- COVID-19 and the conveyancing process: advice for homebuyer and sellers
COVID-19 and the conveyancing process: advice for homebuyer and sellers
COVID-19 and the conveyancing process: advice for homebuyer and sellers18th March 2020 - Published by Duncan McGregor
Given the fast moving situation surrounding the impact of COVID-19 across the UK and the rest of the world, we are being asked questions by our clients about the potential impact of the pandemic on residential conveyancing transactions. Here, partner Duncan McGregor looks at issues arising for clients buying or selling the properties into or out of which they plan to move.
To speak to an expert residential property advisor about an existing or future move, please contact Duncan McGregor on 0161 838 7874 or email email@example.com.
In general terms, delays may be encountered in parts of the conveyancing process with respect to, for example, search results and valuations. However, the greater risks may be around the exchange and completion process itself.
Ordinarily, the preference is to exchange contracts on a date prior to legal completion. Exchange of contracts creates a legally binding relationship between seller and buyer and will usually fix a completion date. The parties can then make their moving arrangements and so on with a level of certainty that things will happen on the day that they are supposed to. However COVID-19,has raised a number of issues that will need to be considered, including but not limited to:
- What if the sellers refused to vacate due to self-isolation?
- What if there was a failure of or disruption to parts of the banking system?
- What if there was a reluctance on the part of removal company employees to enter properties?
- What if the parties encountered difficulties in obtaining witnesses?
The general position is that in the event of a breach of contract, i.e. completion does not take place on the contractual completion date, then the defaulting party is liable to the non-defaulting party, even if the reason for the default is due to circumstances beyond the defaulting party’s control.
One answer might be to try and include some form of clause in the contract.

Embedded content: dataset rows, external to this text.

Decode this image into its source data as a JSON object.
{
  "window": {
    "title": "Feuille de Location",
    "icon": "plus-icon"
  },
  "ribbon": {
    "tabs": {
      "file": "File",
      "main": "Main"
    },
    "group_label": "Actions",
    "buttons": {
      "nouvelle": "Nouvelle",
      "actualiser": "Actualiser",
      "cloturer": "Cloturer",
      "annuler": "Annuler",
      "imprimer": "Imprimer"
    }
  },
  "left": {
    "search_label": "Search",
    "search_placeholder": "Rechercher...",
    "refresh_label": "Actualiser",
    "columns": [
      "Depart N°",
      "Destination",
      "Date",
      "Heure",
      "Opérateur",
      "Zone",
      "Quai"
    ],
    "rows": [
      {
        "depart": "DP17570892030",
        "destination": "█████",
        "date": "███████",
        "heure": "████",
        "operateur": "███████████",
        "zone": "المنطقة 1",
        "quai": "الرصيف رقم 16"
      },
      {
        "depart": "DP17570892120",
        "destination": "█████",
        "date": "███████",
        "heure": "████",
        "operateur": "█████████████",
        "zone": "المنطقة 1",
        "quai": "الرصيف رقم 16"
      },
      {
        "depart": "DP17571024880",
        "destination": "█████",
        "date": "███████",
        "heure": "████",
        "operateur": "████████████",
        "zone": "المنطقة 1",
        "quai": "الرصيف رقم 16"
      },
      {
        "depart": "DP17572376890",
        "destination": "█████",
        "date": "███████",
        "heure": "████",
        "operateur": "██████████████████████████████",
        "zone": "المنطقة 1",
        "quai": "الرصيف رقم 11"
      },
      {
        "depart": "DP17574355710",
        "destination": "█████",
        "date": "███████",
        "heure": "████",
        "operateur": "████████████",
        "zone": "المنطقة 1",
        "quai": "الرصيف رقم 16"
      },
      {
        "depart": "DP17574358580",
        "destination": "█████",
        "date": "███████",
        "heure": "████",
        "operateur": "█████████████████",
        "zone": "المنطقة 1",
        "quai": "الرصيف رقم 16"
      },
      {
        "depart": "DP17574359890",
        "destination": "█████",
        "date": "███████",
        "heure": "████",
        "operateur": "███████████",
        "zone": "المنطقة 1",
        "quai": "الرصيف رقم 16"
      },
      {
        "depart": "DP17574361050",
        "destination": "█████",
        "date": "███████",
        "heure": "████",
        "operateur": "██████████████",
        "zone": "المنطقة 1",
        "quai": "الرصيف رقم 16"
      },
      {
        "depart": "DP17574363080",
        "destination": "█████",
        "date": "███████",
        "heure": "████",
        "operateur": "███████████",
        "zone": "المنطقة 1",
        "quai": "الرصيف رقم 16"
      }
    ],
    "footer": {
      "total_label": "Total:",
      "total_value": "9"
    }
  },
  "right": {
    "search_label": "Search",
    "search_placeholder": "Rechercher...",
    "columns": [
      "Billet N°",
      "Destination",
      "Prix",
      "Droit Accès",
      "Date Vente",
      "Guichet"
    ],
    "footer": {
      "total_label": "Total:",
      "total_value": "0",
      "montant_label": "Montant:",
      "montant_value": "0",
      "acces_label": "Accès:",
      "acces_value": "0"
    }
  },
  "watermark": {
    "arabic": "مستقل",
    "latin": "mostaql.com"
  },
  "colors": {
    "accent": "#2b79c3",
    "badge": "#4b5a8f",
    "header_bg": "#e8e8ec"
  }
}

The issue with this is that, due to such a wide range of potential scenarios, it would be unrealistic to come up with a clause that would deal with all scenarios. The Law Society published an advice note on 13th March making this point.
It might be possible for parties to adopt what could be termed a “good faith” approach, whereby they agreed that default arising from a COVID-19 related cause means that completion could be delayed until the underlying issue is resolved. However, this introduces uncertainty into the contract and could be extremely unsettling if there is a chain of transactions all waiting to happen.
In our view, in most circumstances, we would recommend that our clients should consider exchanging and completing on the same day without any special contractual clauses. Ensuring that all monies and people are where they are supposed to be immediately prior to completion removes the possibility of default and further arguments over the interpretation of any COVID-19 specific contractual clauses, and ensures that transactions will complete where all parties are ready to do so on the day of completion itself.
Each transaction is different and the best advice we can give is to discuss your situation and circumstances with our team of award winning experts to guide you through these difficult times.
Please call Duncan McGregor on 0161 838 7874 or email firstname.lastname@example.org.